Recent studies have suggested that low-dose aspirin has preserved benefit with less bleeding compared with standard-dose aspirin when given with or without clopidogrel in patients with high-risk non-ST-segment elevation acute coronary syndromes (NSTE ACSs). We evaluated 22,618 patients with NSTE ACSs and high-risk features (ischemic ST-segment changes and/or positive cardiac markers) from 369 hospitals included in the CRUSADE initiative from May 4, 2003 to September 30, 2004. We analyzed acute (<24 hours of admission) and discharge aspirin doses in relation to concomitant clopidogrel use and other clinical predictors. Dosing of aspirin in the first 24 hours was as follows: 17.3% of patients (n = 3,911) received 81 mg, 13.5% (n = 3,062) received 162 mg, 67.4% (n = 15,247) received 325 mg, and 1.8% (n = 398) received >325 mg. Use of lower dose aspirin increased at discharge: 40.2% (n = 7,524) received 81 mg, 3.1% (n = 579) received 162 mg, and 55.7% (n = 10,423) received 325 mg. In patients who received concomitant clopidogrel at discharge (n = 12,635), 37.6% received aspirin 81 mg and 58.5% received 325 mg. Compared with patients who did not receive concomitant discharge clopidogrel (n = 4,772), 44.0% received aspirin 81 mg and 51.2% received 325 mg. Use of aspirin 81 mg was significantly lower in patients undergoing percutaneous coronary intervention (31.5% vs 46.2%, p <0.0001). In conclusion, most patients with high-risk NSTE ACSs in the United States continue to be treated with aspirin 325 mg at discharge with and without concomitant clopidogrel, despite recent studies that have shown a better safety profile with low-dose aspirin.

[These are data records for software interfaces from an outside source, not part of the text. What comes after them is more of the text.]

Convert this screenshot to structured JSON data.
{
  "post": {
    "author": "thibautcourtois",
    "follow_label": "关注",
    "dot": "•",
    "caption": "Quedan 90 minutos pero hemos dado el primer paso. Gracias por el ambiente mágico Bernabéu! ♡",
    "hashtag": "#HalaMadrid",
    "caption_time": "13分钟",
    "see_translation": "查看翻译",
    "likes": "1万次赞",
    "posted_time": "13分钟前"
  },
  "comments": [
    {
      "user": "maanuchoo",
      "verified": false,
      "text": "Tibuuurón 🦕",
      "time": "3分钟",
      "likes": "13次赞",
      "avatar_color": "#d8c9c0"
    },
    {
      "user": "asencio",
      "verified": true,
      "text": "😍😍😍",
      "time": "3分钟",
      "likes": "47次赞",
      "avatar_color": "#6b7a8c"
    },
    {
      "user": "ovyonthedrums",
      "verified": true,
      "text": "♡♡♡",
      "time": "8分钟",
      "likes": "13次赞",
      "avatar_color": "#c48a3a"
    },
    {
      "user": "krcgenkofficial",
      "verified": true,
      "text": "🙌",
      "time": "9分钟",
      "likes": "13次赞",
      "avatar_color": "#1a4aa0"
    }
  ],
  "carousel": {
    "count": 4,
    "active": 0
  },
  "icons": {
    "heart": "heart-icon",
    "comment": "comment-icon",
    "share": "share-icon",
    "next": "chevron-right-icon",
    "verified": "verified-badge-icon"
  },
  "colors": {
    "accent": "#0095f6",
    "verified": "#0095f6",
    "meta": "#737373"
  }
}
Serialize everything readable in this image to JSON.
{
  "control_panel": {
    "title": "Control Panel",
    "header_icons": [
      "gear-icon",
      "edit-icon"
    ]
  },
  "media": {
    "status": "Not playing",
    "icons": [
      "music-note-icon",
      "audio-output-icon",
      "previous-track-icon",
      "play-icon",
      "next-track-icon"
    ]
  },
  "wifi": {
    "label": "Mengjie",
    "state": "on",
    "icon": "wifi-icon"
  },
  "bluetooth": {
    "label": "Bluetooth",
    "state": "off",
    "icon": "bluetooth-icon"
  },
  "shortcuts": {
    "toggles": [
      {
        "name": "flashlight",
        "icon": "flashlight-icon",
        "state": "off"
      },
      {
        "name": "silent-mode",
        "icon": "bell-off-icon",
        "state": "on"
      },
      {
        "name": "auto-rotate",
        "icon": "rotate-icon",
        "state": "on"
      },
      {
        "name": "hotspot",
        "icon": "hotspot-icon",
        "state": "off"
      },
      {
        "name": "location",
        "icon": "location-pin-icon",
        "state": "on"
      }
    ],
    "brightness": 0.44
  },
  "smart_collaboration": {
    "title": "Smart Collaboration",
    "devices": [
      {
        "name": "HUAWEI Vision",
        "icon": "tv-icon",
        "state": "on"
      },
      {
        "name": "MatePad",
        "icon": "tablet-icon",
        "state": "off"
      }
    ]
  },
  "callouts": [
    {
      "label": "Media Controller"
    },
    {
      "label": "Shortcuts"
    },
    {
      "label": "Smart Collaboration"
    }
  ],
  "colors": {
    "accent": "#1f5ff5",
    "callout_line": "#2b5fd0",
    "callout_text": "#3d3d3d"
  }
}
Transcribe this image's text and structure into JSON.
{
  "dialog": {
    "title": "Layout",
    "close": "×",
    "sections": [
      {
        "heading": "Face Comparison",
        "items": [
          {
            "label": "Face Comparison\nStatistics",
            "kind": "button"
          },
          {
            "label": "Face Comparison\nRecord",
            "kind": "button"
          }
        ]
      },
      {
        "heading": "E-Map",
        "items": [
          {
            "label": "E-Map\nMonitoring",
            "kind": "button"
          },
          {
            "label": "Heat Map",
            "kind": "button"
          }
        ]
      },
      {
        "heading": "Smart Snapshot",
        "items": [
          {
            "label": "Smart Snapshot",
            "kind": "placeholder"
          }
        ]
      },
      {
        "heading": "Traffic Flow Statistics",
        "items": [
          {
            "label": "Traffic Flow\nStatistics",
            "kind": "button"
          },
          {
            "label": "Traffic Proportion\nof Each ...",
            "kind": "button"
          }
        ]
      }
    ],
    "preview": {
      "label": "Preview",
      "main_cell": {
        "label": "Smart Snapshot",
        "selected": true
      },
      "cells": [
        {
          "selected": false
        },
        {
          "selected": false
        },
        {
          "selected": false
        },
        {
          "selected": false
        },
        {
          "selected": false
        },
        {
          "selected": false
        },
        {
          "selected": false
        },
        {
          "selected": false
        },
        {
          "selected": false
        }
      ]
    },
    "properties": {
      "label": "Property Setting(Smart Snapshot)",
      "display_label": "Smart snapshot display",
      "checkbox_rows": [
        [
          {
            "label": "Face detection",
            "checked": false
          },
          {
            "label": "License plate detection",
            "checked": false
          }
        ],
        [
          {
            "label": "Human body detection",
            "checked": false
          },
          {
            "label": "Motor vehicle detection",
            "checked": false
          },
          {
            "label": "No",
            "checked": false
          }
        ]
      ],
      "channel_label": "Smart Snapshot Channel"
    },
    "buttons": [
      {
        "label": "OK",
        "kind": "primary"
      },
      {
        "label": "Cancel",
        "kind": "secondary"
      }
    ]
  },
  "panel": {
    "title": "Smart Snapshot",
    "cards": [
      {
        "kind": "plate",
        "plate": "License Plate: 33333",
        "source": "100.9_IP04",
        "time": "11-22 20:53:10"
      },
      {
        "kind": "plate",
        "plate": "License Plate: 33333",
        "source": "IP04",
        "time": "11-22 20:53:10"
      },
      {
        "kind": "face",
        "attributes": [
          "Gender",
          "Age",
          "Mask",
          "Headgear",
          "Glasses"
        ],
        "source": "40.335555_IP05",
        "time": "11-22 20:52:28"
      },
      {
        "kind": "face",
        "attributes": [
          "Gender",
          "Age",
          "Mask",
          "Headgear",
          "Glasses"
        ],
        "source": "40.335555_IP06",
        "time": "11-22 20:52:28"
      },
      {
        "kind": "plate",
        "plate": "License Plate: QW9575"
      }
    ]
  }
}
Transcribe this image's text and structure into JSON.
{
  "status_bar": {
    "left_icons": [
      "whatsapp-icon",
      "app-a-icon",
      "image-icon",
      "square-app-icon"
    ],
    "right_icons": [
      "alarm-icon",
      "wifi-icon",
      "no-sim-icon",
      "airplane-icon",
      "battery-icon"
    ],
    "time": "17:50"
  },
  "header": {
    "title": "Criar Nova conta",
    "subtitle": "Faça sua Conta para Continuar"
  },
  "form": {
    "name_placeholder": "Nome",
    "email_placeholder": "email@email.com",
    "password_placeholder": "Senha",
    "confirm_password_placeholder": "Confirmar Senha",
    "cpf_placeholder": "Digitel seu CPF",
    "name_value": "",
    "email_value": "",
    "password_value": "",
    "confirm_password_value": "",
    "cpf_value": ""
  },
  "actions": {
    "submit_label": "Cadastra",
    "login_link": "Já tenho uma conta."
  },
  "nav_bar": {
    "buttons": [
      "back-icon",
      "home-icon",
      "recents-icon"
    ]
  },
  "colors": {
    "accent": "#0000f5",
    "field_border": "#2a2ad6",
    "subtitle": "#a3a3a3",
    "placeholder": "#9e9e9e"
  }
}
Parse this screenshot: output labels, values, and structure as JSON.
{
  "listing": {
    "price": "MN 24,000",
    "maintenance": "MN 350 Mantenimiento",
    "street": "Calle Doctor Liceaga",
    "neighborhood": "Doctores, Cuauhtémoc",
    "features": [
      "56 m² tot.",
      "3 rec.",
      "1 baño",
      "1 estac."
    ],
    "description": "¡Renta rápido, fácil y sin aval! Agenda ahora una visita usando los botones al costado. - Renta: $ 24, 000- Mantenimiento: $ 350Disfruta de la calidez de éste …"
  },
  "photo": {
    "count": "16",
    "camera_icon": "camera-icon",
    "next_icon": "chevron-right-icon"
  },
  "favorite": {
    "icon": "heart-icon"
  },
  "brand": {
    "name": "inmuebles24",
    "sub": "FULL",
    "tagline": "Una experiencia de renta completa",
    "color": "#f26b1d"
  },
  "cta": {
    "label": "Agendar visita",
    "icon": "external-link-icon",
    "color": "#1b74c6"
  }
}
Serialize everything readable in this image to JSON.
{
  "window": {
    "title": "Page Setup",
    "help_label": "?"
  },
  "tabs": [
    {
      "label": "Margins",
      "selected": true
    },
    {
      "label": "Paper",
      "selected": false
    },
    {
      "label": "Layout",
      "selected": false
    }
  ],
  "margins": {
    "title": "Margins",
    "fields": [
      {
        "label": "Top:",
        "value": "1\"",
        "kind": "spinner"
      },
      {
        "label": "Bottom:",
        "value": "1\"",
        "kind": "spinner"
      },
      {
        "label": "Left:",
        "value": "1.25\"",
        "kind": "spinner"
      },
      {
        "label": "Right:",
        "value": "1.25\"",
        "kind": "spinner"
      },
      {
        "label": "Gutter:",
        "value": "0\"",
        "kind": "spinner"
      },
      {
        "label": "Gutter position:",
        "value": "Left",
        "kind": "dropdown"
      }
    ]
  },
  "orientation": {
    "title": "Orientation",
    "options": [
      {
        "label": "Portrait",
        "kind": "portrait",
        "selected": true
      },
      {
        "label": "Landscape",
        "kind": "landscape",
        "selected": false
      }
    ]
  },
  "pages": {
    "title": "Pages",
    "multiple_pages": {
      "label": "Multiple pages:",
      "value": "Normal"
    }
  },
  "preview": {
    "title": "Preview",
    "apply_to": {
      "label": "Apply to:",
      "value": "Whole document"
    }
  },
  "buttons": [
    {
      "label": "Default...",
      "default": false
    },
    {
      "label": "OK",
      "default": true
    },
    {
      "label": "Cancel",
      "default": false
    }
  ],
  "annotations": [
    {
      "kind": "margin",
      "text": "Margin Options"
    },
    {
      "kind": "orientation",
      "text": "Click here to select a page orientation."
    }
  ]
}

ASJC Scopus subject areas
- Cardiology and Cardiovascular Medicine